Exclusion. If the taxpayers were to sell their home for $500,000 in 2018, then they would normally have to recognize a capital gain of $300,000. However, because they qualify for this exclusion, none of this capital gain is taxable. At a typical capital gains tax rate of 15%, this would result in tax savings of $45,000 ($300,000 x 15% = $45,000) for the taxpayers!

As you can see, this exclusion can have major tax benefits to any taxpayer that owns their own home and is one of the biggest tax benefits made available by the IRS today.

I want to thank Mitchell for taking some time to help us understand the tax benefits available to us today and what is in store for us with the tax reform. If you would like to reach out to Mitchell Pruitt with any questions or assistance with your personal or business taxes, then feel free to contact him at 239-319-5888. Wally V. Cordell Accounting is in Estero, FL at 19910 S. Tamiami Trail Suite D in the Gulf Professional Center.

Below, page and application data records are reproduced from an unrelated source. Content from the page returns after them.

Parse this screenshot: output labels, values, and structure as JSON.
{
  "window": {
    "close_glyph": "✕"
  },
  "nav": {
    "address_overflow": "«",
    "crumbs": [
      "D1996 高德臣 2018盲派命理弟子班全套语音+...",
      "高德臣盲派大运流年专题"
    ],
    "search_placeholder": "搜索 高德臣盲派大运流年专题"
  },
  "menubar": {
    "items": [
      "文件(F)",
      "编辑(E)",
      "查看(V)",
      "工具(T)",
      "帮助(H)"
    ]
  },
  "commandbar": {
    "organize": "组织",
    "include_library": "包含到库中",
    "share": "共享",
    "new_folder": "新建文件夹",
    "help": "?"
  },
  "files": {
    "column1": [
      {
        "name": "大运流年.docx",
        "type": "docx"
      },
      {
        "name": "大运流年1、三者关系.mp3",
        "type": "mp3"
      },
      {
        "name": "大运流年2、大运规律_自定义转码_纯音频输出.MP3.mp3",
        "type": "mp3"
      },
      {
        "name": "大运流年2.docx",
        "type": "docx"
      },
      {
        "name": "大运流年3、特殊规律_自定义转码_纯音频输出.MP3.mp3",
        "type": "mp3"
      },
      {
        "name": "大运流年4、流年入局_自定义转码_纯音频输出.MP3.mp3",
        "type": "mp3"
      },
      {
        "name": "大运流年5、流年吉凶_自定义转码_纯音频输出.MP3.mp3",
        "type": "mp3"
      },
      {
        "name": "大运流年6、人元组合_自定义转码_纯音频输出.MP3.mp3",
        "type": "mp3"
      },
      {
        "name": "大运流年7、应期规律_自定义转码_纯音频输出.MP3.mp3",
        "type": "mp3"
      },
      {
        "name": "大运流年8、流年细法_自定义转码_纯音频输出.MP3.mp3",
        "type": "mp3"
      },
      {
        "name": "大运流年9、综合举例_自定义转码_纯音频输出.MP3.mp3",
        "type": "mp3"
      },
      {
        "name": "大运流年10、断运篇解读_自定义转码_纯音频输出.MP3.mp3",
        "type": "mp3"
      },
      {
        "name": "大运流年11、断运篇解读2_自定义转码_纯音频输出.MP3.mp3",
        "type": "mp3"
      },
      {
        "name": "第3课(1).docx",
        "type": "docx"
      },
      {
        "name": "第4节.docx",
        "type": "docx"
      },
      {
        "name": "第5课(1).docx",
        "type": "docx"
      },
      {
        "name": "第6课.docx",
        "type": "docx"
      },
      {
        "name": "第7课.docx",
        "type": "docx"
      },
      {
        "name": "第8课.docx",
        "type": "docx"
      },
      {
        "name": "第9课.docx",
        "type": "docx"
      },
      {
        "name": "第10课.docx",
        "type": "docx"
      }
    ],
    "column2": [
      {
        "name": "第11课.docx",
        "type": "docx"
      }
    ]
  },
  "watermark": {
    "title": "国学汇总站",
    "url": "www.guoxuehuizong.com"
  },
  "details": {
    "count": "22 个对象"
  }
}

If you or someone you know is looking to buy, sell, or invest in real estate give Jordas Reyes of The Pro Scout Group at Keller Williams Realty Naples a call at 239-919-4081. 


*Update* 11/29/17

The most recent proposals within the Tax Cuts and Jobs Act have proposed changes affecting the following areas:

  1. The Home Sale Tax Exclusion
    •  The amount of gain that can be excluded under this provision would not change, but the years required to qualify would be increased. A taxpayer previously had to own and use a home as their primary residence for 2 out of the previous 5 years to qualify, but the proposed legislation would change these qualifying numbers to 5 out of the previous 8 years to qualify.


  1. Home Mortgage Interest Deduction
    • The previous legislation allowed taxpayers to deduct mortgage interest expenses on up to two homes, but the most recent proposals would limit the deductions to only being able to apply to one residence.

Everything else within the article has remained unchanged and we will keep you up to date on any further changes that may arise as they finalize the new legislation.


Mitchell Pruitt CPA
Wally V Cordell Accounting LLC